═══ Study material ═══

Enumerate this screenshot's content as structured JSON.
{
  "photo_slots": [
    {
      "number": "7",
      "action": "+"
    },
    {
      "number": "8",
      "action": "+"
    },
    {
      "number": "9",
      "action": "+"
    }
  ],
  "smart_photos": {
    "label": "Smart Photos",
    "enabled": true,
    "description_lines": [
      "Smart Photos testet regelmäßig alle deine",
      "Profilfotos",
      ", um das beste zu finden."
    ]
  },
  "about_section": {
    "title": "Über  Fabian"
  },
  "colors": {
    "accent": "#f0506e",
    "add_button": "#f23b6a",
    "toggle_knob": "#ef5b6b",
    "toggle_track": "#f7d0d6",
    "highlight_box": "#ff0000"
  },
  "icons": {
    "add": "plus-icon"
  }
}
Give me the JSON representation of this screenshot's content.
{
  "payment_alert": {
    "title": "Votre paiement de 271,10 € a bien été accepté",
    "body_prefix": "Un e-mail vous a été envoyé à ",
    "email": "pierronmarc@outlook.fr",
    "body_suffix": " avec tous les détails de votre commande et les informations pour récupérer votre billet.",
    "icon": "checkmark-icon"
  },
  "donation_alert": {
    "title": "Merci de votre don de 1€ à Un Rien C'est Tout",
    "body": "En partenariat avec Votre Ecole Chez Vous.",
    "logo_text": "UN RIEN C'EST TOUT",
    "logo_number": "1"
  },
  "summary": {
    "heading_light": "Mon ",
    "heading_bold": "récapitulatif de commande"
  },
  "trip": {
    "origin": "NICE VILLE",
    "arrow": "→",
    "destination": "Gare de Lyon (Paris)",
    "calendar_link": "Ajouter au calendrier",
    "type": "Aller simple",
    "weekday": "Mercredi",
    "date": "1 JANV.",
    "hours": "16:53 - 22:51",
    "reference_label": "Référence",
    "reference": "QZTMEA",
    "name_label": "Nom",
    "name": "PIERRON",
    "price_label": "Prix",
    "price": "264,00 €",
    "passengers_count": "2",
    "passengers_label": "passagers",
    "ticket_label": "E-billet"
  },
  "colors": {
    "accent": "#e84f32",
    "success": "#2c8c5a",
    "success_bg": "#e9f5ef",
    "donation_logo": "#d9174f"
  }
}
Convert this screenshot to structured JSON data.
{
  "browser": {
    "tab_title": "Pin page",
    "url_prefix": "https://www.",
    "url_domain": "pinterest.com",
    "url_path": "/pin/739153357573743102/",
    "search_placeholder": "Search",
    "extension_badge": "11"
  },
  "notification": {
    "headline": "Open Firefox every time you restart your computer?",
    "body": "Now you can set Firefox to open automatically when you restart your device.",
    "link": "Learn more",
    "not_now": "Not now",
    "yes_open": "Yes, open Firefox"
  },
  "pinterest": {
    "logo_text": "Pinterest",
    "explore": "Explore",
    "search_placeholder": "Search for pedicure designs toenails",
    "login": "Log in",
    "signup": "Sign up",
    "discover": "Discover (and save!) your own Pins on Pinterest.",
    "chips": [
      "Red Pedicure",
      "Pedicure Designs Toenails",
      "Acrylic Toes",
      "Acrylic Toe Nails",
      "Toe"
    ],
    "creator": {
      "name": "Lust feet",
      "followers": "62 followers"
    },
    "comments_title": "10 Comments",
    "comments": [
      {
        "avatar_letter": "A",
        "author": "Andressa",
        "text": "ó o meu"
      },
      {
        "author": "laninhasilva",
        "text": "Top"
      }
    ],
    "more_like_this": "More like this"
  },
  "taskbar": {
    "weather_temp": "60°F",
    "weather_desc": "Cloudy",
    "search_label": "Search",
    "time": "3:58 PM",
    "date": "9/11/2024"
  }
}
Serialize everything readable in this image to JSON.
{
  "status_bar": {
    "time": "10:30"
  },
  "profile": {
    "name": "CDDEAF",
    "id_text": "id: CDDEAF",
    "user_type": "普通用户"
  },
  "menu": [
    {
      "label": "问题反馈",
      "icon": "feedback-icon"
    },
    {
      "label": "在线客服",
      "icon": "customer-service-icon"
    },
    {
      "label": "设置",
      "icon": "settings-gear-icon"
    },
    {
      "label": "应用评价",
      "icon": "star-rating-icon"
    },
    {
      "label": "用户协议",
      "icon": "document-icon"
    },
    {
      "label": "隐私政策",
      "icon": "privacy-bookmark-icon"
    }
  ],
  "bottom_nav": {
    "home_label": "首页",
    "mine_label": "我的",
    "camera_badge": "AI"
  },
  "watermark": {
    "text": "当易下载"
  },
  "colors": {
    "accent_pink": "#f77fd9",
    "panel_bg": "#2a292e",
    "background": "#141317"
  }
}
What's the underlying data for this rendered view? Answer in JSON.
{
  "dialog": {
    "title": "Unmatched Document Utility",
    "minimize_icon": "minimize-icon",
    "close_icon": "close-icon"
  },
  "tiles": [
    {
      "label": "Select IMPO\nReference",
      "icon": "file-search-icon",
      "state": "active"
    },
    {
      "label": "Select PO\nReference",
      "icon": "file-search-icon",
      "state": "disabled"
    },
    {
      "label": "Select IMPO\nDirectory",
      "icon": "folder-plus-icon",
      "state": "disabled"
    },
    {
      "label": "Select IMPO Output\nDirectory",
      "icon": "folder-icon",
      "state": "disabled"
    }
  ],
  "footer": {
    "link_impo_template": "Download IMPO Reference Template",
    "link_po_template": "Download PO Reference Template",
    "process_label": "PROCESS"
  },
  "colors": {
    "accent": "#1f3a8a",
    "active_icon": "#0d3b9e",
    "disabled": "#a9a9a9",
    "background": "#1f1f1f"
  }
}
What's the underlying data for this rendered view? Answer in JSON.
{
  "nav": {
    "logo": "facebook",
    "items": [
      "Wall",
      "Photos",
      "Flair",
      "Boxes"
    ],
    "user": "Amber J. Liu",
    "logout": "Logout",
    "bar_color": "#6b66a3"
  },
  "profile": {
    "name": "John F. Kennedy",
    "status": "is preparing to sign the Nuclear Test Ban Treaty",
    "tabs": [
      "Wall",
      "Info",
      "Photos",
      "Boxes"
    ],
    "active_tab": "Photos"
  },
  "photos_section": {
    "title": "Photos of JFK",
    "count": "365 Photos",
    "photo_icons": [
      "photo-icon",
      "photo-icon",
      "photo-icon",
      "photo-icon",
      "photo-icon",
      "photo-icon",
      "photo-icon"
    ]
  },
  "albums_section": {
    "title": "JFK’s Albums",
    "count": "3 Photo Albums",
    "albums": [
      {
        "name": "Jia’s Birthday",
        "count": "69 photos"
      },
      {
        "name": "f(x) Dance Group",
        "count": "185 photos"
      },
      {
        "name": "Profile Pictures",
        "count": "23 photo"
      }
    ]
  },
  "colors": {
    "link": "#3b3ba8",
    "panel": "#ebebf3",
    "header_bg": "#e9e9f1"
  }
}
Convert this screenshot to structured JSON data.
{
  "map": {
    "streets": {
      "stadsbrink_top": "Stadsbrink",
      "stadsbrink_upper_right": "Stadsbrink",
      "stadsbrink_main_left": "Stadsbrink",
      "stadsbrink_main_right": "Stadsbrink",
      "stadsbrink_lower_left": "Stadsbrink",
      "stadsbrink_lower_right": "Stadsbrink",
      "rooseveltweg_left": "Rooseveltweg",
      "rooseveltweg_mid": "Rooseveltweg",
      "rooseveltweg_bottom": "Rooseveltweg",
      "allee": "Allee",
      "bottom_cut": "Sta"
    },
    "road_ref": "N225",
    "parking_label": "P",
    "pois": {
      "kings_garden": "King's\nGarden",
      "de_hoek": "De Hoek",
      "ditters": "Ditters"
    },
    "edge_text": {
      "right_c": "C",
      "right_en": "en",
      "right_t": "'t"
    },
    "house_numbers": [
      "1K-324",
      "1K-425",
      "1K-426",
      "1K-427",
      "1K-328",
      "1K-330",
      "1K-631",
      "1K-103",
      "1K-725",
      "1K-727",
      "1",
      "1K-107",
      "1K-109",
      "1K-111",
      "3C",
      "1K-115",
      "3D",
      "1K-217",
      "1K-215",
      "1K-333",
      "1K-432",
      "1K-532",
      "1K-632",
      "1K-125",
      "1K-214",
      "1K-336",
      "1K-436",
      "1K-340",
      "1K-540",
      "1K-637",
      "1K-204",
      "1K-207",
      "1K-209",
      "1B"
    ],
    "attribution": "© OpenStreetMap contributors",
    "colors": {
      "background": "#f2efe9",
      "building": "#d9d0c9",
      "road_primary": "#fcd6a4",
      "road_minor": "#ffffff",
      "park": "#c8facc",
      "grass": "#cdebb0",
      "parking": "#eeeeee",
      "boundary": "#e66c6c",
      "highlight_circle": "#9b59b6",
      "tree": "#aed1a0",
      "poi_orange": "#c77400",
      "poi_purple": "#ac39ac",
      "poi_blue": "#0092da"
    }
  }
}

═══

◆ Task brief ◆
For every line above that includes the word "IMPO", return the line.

◆ Written solution ◆
      "label": "Select IMPO\nReference",
      "label": "Select IMPO\nDirectory",
      "label": "Select IMPO Output\nDirectory",
    "link_impo_template": "Download IMPO Reference Template",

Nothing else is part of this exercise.